→ **Problem details**
Return each record shown below exactly, with none omitted.

→ **Source information**

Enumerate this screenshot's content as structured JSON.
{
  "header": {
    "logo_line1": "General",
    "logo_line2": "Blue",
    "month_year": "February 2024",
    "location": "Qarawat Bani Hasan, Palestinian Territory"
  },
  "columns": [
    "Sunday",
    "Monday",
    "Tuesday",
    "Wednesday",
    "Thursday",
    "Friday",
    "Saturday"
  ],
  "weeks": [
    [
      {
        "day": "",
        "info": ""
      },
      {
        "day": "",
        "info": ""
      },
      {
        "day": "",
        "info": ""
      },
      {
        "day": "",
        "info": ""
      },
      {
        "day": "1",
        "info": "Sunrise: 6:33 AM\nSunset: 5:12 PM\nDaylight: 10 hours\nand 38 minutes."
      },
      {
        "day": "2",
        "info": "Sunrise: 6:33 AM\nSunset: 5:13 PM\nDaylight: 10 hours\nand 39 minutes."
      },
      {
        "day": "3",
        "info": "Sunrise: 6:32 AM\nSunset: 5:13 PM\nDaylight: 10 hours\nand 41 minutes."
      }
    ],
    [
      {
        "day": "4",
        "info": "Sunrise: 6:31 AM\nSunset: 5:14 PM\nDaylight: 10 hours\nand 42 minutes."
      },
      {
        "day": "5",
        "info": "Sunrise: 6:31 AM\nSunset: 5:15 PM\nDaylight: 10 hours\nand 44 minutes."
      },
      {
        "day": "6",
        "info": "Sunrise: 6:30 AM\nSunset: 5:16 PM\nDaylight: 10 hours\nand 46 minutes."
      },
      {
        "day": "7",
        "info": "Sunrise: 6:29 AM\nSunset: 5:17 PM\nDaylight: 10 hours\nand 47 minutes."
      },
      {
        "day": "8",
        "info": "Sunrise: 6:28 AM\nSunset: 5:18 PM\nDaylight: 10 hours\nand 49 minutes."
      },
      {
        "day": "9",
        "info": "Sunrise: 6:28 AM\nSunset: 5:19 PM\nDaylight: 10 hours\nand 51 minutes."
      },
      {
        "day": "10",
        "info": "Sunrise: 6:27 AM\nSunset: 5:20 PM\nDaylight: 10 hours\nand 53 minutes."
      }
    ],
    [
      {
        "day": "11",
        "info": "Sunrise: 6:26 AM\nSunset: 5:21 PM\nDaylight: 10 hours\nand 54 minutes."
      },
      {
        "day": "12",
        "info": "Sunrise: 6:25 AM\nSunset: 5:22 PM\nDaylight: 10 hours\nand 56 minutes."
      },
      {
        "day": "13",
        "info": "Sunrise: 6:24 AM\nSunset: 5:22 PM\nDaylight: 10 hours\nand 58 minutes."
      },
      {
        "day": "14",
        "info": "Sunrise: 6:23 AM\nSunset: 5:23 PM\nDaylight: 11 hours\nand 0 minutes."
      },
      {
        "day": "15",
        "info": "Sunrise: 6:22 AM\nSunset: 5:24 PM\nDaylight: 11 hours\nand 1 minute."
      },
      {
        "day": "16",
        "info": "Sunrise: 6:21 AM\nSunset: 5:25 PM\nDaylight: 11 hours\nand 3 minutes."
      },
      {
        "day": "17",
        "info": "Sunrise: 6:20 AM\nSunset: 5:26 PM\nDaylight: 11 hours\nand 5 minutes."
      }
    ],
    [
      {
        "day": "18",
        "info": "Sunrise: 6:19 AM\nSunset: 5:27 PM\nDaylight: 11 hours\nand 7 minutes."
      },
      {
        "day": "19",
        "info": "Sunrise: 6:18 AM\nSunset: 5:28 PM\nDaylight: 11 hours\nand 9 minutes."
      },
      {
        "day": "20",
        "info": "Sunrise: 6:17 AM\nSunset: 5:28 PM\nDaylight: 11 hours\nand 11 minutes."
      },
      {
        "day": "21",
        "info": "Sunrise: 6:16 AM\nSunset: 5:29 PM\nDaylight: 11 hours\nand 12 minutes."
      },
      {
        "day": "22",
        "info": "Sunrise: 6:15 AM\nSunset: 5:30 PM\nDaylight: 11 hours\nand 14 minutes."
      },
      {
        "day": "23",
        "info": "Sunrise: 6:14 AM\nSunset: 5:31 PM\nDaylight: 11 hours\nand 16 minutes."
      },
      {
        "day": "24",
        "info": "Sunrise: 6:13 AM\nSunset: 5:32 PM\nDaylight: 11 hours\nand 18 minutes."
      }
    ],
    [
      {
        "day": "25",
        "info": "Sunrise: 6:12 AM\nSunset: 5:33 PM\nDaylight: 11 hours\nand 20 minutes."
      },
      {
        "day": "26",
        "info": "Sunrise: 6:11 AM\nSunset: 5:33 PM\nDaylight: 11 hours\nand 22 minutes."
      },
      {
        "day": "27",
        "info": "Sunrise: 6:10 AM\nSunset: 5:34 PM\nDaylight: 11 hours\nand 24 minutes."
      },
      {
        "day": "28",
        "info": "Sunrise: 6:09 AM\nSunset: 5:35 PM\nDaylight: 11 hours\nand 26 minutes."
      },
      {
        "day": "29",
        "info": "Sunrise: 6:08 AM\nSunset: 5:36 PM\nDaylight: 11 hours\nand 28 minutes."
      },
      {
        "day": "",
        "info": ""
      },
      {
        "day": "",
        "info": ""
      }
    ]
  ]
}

→ **Problem solution**
Enumerate this screenshot's content as structured JSON.
{
  "header": {
    "logo_line1": "General",
    "logo_line2": "Blue",
    "month_year": "February 2024",
    "location": "Qarawat Bani Hasan, Palestinian Territory"
  },
  "columns": [
    "Sunday",
    "Monday",
    "Tuesday",
    "Wednesday",
    "Thursday",
    "Friday",
    "Saturday"
  ],
  "weeks": [
    [
      {
        "day": "",
        "info": ""
      },
      {
        "day": "",
        "info": ""
      },
      {
        "day": "",
        "info": ""
      },
      {
        "day": "",
        "info": ""
      },
      {
        "day": "1",
        "info": "Sunrise: 6:33 AM\nSunset: 5:12 PM\nDaylight: 10 hours\nand 38 minutes."
      },
      {
        "day": "2",
        "info": "Sunrise: 6:33 AM\nSunset: 5:13 PM\nDaylight: 10 hours\nand 39 minutes."
      },
      {
        "day": "3",
        "info": "Sunrise: 6:32 AM\nSunset: 5:13 PM\nDaylight: 10 hours\nand 41 minutes."
      }
    ],
    [
      {
        "day": "4",
        "info": "Sunrise: 6:31 AM\nSunset: 5:14 PM\nDaylight: 10 hours\nand 42 minutes."
      },
      {
        "day": "5",
        "info": "Sunrise: 6:31 AM\nSunset: 5:15 PM\nDaylight: 10 hours\nand 44 minutes."
      },
      {
        "day": "6",
        "info": "Sunrise: 6:30 AM\nSunset: 5:16 PM\nDaylight: 10 hours\nand 46 minutes."
      },
      {
        "day": "7",
        "info": "Sunrise: 6:29 AM\nSunset: 5:17 PM\nDaylight: 10 hours\nand 47 minutes."
      },
      {
        "day": "8",
        "info": "Sunrise: 6:28 AM\nSunset: 5:18 PM\nDaylight: 10 hours\nand 49 minutes."
      },
      {
        "day": "9",
        "info": "Sunrise: 6:28 AM\nSunset: 5:19 PM\nDaylight: 10 hours\nand 51 minutes."
      },
      {
        "day": "10",
        "info": "Sunrise: 6:27 AM\nSunset: 5:20 PM\nDaylight: 10 hours\nand 53 minutes."
      }
    ],
    [
      {
        "day": "11",
        "info": "Sunrise: 6:26 AM\nSunset: 5:21 PM\nDaylight: 10 hours\nand 54 minutes."
      },
      {
        "day": "12",
        "info": "Sunrise: 6:25 AM\nSunset: 5:22 PM\nDaylight: 10 hours\nand 56 minutes."
      },
      {
        "day": "13",
        "info": "Sunrise: 6:24 AM\nSunset: 5:22 PM\nDaylight: 10 hours\nand 58 minutes."
      },
      {
        "day": "14",
        "info": "Sunrise: 6:23 AM\nSunset: 5:23 PM\nDaylight: 11 hours\nand 0 minutes."
      },
      {
        "day": "15",
        "info": "Sunrise: 6:22 AM\nSunset: 5:24 PM\nDaylight: 11 hours\nand 1 minute."
      },
      {
        "day": "16",
        "info": "Sunrise: 6:21 AM\nSunset: 5:25 PM\nDaylight: 11 hours\nand 3 minutes."
      },
      {
        "day": "17",
        "info": "Sunrise: 6:20 AM\nSunset: 5:26 PM\nDaylight: 11 hours\nand 5 minutes."
      }
    ],
    [
      {
        "day": "18",
        "info": "Sunrise: 6:19 AM\nSunset: 5:27 PM\nDaylight: 11 hours\nand 7 minutes."
      },
      {
        "day": "19",
        "info": "Sunrise: 6:18 AM\nSunset: 5:28 PM\nDaylight: 11 hours\nand 9 minutes."
      },
      {
        "day": "20",
        "info": "Sunrise: 6:17 AM\nSunset: 5:28 PM\nDaylight: 11 hours\nand 11 minutes."
      },
      {
        "day": "21",
        "info": "Sunrise: 6:16 AM\nSunset: 5:29 PM\nDaylight: 11 hours\nand 12 minutes."
      },
      {
        "day": "22",
        "info": "Sunrise: 6:15 AM\nSunset: 5:30 PM\nDaylight: 11 hours\nand 14 minutes."
      },
      {
        "day": "23",
        "info": "Sunrise: 6:14 AM\nSunset: 5:31 PM\nDaylight: 11 hours\nand 16 minutes."
      },
      {
        "day": "24",
        "info": "Sunrise: 6:13 AM\nSunset: 5:32 PM\nDaylight: 11 hours\nand 18 minutes."
      }
    ],
    [
      {
        "day": "25",
        "info": "Sunrise: 6:12 AM\nSunset: 5:33 PM\nDaylight: 11 hours\nand 20 minutes."
      },
      {
        "day": "26",
        "info": "Sunrise: 6:11 AM\nSunset: 5:33 PM\nDaylight: 11 hours\nand 22 minutes."
      },
      {
        "day": "27",
        "info": "Sunrise: 6:10 AM\nSunset: 5:34 PM\nDaylight: 11 hours\nand 24 minutes."
      },
      {
        "day": "28",
        "info": "Sunrise: 6:09 AM\nSunset: 5:35 PM\nDaylight: 11 hours\nand 26 minutes."
      },
      {
        "day": "29",
        "info": "Sunrise: 6:08 AM\nSunset: 5:36 PM\nDaylight: 11 hours\nand 28 minutes."
      },
      {
        "day": "",
        "info": ""
      },
      {
        "day": "",
        "info": ""
      }
    ]
  ]
}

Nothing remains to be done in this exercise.